PROBLEM TO WORK ON
Each record should be copied exactly, and none of them omitted.

INFORMATION SHOWN
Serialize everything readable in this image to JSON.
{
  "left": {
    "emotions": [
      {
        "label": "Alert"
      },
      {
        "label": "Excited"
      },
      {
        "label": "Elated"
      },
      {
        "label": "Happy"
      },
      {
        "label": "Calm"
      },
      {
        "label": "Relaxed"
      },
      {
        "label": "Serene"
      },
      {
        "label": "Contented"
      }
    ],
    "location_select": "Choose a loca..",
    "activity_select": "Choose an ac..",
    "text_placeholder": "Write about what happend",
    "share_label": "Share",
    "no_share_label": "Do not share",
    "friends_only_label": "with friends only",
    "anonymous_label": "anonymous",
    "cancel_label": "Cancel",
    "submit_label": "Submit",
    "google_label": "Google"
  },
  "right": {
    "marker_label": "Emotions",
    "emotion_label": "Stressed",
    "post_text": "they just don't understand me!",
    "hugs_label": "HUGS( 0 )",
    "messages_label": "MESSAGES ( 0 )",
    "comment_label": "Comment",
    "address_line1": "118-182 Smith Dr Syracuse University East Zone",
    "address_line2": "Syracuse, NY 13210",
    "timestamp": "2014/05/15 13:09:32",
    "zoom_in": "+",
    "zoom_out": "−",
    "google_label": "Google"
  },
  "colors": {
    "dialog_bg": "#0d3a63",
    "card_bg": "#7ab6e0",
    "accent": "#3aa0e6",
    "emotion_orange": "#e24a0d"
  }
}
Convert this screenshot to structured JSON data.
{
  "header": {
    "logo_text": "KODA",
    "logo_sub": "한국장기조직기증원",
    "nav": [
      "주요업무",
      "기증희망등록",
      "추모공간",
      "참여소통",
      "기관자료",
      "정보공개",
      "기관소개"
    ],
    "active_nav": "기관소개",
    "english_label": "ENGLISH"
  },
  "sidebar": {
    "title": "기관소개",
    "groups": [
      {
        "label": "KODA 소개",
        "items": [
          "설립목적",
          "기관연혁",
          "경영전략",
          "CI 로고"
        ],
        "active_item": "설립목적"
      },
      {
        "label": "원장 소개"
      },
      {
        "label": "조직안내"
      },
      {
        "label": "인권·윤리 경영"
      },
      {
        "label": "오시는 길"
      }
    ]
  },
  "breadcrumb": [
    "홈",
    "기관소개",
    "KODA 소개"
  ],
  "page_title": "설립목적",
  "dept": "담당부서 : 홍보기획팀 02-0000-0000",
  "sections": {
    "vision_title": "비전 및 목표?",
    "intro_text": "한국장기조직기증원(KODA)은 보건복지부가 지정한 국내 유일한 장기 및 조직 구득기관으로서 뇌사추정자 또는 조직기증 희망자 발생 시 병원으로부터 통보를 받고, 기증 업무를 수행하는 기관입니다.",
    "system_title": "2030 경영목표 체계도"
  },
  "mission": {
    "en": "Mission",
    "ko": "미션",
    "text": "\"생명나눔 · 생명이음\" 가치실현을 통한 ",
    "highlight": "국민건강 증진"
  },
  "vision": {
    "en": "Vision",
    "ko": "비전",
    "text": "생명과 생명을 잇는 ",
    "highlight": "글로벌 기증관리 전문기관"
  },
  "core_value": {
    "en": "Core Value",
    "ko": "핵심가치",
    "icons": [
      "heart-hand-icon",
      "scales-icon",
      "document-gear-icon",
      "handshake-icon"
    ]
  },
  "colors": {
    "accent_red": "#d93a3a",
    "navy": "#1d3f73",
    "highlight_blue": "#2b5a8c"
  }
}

RESULT OF THE TASK
Serialize everything readable in this image to JSON.
{
  "left": {
    "emotions": [
      {
        "label": "Alert"
      },
      {
        "label": "Excited"
      },
      {
        "label": "Elated"
      },
      {
        "label": "Happy"
      },
      {
        "label": "Calm"
      },
      {
        "label": "Relaxed"
      },
      {
        "label": "Serene"
      },
      {
        "label": "Contented"
      }
    ],
    "location_select": "Choose a loca..",
    "activity_select": "Choose an ac..",
    "text_placeholder": "Write about what happend",
    "share_label": "Share",
    "no_share_label": "Do not share",
    "friends_only_label": "with friends only",
    "anonymous_label": "anonymous",
    "cancel_label": "Cancel",
    "submit_label": "Submit",
    "google_label": "Google"
  },
  "right": {
    "marker_label": "Emotions",
    "emotion_label": "Stressed",
    "post_text": "they just don't understand me!",
    "hugs_label": "HUGS( 0 )",
    "messages_label": "MESSAGES ( 0 )",
    "comment_label": "Comment",
    "address_line1": "118-182 Smith Dr Syracuse University East Zone",
    "address_line2": "Syracuse, NY 13210",
    "timestamp": "2014/05/15 13:09:32",
    "zoom_in": "+",
    "zoom_out": "−",
    "google_label": "Google"
  },
  "colors": {
    "dialog_bg": "#0d3a63",
    "card_bg": "#7ab6e0",
    "accent": "#3aa0e6",
    "emotion_orange": "#e24a0d"
  }
}
Convert this screenshot to structured JSON data.
{
  "header": {
    "logo_text": "KODA",
    "logo_sub": "한국장기조직기증원",
    "nav": [
      "주요업무",
      "기증희망등록",
      "추모공간",
      "참여소통",
      "기관자료",
      "정보공개",
      "기관소개"
    ],
    "active_nav": "기관소개",
    "english_label": "ENGLISH"
  },
  "sidebar": {
    "title": "기관소개",
    "groups": [
      {
        "label": "KODA 소개",
        "items": [
          "설립목적",
          "기관연혁",
          "경영전략",
          "CI 로고"
        ],
        "active_item": "설립목적"
      },
      {
        "label": "원장 소개"
      },
      {
        "label": "조직안내"
      },
      {
        "label": "인권·윤리 경영"
      },
      {
        "label": "오시는 길"
      }
    ]
  },
  "breadcrumb": [
    "홈",
    "기관소개",
    "KODA 소개"
  ],
  "page_title": "설립목적",
  "dept": "담당부서 : 홍보기획팀 02-0000-0000",
  "sections": {
    "vision_title": "비전 및 목표?",
    "intro_text": "한국장기조직기증원(KODA)은 보건복지부가 지정한 국내 유일한 장기 및 조직 구득기관으로서 뇌사추정자 또는 조직기증 희망자 발생 시 병원으로부터 통보를 받고, 기증 업무를 수행하는 기관입니다.",
    "system_title": "2030 경영목표 체계도"
  },
  "mission": {
    "en": "Mission",
    "ko": "미션",
    "text": "\"생명나눔 · 생명이음\" 가치실현을 통한 ",
    "highlight": "국민건강 증진"
  },
  "vision": {
    "en": "Vision",
    "ko": "비전",
    "text": "생명과 생명을 잇는 ",
    "highlight": "글로벌 기증관리 전문기관"
  },
  "core_value": {
    "en": "Core Value",
    "ko": "핵심가치",
    "icons": [
      "heart-hand-icon",
      "scales-icon",
      "document-gear-icon",
      "handshake-icon"
    ]
  },
  "colors": {
    "accent_red": "#d93a3a",
    "navy": "#1d3f73",
    "highlight_blue": "#2b5a8c"
  }
}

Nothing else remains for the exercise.